  • Consult New York’s “Consumer Bill of Rights Regarding Tax Preparers.”

For more tips, click here.

Town of Lewiston Town Board moves on public comments issue

It’s a matter of minutes.

So said the Lewiston Town Board, with regard to the time frame allotted to public comments.

And some residents attending Monday’s meeting weren’t exactly too thrilled about it.

At Town of Lewiston meetings, as in most government sessions, residents are provided a certain time frame to express their comments on town/government affairs. Most provide for a limited time at the beginning of a meeting, some allow for timed comments at both the beginning and the end, while still others allow for a much more open-ended comment period.

“Two-minute statements from the residents please,” began Town of Lewiston Supervisor Steve Broderick. “Come to the mic, state your name, and approximately two minutes.”

And so it began.

“Very disappointed residents are allowed only two minutes, once a month. Because of that, only 24 minutes a year. The county legislature, they let you speak twice. Niagara-Wheatfield School Board let you speak twice, beginning and end,” she said. “So I haven’t figured out what the problem is, with this two minutes, once. Whether you think it’s going to last too long. You don’t tape it anymore. … I’m an open government crusader and I hope you change it.”

That statement was met with applause.

Commenting on the public comments issue, the Alliance later issued the following statement:

“The purpose of (a) resident’s statement during a Lewiston meeting is for the Town Board to hear the thoughts of the people they serve. It should be a time where Town Board members receive input and ideas.

“Sadly, what has evolved are Town Board members who have demonstrated they care little about what the residents say and more about how long they say it, as was demonstrated by Mr. Broderick stopping a resident’s remarks because they ran out of time. The people suspect something isn’t right when free discussion is feared by the government.

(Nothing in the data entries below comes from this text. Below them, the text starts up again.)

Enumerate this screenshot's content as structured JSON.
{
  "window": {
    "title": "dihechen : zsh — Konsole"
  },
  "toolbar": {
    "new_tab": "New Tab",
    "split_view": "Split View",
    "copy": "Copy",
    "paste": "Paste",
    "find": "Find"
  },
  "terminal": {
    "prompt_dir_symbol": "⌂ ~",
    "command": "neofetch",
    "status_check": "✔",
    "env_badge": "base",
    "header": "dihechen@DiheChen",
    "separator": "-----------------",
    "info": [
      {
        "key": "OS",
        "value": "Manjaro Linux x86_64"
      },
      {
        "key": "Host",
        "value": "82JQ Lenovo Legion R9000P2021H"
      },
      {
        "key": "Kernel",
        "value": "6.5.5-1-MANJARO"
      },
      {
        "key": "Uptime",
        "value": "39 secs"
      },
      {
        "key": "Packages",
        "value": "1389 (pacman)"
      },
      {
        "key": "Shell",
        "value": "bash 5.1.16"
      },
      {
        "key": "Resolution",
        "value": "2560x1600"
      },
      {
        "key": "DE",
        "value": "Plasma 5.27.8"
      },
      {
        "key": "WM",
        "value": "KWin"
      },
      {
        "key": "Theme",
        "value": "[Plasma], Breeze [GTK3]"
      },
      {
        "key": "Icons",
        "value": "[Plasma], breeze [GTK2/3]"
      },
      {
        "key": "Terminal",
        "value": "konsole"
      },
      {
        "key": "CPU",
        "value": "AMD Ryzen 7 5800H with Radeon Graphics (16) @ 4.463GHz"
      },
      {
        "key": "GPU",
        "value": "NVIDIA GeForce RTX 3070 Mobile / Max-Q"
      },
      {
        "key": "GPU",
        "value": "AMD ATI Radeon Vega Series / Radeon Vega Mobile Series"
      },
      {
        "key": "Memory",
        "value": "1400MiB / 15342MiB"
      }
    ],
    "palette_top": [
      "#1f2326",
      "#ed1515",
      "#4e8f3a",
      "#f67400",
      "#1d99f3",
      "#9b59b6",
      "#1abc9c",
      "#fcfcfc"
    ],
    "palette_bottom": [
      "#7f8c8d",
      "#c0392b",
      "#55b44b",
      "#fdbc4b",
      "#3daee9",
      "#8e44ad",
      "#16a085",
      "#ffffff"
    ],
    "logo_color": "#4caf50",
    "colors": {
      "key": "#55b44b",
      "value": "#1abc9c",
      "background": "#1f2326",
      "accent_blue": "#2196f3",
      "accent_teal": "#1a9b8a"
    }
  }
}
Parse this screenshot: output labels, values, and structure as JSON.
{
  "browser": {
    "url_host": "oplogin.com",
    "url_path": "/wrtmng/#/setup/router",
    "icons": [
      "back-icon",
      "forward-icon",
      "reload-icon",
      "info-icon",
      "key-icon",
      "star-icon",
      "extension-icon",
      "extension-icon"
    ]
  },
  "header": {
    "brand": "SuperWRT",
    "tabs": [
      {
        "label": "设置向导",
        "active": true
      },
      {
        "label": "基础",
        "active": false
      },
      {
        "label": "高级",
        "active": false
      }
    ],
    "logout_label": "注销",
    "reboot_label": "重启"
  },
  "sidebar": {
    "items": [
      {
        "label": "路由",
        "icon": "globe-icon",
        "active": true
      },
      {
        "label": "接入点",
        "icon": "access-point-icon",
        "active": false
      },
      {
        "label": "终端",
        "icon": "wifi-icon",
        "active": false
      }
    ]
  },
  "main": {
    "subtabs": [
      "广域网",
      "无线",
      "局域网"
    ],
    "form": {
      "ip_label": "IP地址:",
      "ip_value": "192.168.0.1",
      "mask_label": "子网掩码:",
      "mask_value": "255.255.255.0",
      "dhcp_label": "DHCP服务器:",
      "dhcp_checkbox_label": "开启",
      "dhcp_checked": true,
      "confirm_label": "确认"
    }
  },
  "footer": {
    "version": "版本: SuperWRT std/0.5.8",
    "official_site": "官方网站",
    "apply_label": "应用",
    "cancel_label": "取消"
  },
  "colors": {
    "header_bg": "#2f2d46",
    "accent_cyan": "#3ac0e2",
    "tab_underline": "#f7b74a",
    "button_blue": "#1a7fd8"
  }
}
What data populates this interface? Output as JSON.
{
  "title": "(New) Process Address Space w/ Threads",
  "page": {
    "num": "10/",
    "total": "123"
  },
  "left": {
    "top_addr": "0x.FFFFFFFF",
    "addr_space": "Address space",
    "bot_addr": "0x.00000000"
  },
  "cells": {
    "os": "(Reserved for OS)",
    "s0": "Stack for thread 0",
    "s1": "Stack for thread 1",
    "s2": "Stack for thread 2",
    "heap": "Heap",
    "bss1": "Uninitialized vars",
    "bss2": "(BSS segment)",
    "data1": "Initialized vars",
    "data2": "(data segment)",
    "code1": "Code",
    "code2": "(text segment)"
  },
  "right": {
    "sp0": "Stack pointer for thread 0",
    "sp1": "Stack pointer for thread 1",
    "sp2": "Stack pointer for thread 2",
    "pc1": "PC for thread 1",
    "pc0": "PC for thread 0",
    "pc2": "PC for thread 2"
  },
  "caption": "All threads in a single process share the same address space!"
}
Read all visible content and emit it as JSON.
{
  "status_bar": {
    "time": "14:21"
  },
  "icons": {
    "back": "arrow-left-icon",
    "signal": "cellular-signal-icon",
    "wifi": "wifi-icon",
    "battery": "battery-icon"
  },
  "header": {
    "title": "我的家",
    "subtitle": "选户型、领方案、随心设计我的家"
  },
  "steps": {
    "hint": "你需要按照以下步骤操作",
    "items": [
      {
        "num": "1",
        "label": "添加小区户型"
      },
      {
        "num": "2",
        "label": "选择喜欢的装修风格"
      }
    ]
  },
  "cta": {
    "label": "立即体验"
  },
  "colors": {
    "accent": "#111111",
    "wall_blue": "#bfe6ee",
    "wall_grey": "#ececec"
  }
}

“The Lewiston Taxpayer’s Accountability and Action Alliance hopes in the future the Lewiston Town Board will not only listen to what residents have to say, but give them the courtesy of finishing.”

To read the full story, click here.